Incognito: Secret Lives of The Brain

David Eagleman was interviewed about his book by Richard Bacon on a Five Live podcast back in the summer sometime.  I can’t recall what it was that reminded me of the fascinating interview, but whatever it was combined with a bumper lot of birthday Amazon vouchers meant it was my next purchase.

I don’t usually get along well with non-fiction.  I’m distracted, it’s not a story, I find all the footnotes overwhelming and don’t know how to read it.  Cover to cover feels like hard work, but how do you know which parts are interesting?

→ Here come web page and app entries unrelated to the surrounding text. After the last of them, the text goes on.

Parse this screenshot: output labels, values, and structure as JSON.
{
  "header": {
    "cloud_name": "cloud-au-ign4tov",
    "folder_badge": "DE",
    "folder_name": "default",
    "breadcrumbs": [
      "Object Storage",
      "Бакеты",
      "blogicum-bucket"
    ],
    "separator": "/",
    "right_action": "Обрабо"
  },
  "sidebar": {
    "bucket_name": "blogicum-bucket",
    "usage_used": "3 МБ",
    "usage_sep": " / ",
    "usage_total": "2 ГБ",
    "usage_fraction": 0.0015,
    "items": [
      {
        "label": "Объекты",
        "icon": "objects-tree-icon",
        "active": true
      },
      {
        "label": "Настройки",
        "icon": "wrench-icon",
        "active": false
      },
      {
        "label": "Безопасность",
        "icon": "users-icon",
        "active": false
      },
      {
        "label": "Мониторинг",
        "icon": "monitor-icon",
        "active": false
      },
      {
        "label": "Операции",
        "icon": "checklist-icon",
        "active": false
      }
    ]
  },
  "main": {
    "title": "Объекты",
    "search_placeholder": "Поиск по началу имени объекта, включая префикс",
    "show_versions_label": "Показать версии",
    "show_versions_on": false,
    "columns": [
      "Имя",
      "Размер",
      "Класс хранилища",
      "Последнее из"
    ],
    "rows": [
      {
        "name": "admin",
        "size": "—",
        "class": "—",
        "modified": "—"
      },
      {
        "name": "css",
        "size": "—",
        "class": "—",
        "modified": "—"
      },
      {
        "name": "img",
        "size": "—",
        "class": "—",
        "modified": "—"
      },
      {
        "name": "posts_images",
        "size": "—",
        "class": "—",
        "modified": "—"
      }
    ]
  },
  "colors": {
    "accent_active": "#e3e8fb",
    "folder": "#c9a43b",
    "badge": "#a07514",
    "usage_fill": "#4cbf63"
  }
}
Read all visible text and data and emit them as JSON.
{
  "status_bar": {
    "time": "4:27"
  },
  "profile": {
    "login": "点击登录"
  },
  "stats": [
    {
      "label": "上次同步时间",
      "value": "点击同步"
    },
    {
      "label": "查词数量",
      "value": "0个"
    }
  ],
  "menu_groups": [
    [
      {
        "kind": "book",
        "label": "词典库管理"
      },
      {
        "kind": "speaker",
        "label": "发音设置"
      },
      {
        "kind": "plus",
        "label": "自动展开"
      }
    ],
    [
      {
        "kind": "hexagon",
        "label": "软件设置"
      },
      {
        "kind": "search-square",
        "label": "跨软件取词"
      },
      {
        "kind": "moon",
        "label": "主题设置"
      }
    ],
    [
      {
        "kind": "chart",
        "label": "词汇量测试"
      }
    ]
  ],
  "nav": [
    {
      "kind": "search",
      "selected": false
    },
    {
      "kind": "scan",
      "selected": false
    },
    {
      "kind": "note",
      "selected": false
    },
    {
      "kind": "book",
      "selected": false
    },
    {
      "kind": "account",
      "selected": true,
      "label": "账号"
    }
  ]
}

On Kindle it seems that footnotes don’t really exist – they’re pushed to the back of the ebook, which is very welcome.  Also this book is extremely well written, particularly given the literally mindboggling subject matter.  Why do we behave as we do, when we do?  Those common myths and arguments like whether what you say when you’re drunk is what you truly mean, the reasons relationships fade (4 years is more than enough time to procreate), the negative result of keeping secrets: the whole entire parliament system of the brain – not just one side against another.  It’s a rich and compelling education about something which is often spoken of frivolously.  With quickly graspable analogies, the brain learning doesn’t seem hard, and nor does the reading.  I just hope some of it sticks in mine.

This week has seen broad coverage given to the idea that with the advent of technology, humans are getting more stupid.  Maybe so, but as long as Eagleman and his peers are churning out these books, I aint bothered.

To end, the quote which starts Incognito.

“Man is equally incapable of seeing the nothingness from which he emerges and the infinity in which he is engulfed.”

Blaise Pascal, Pensées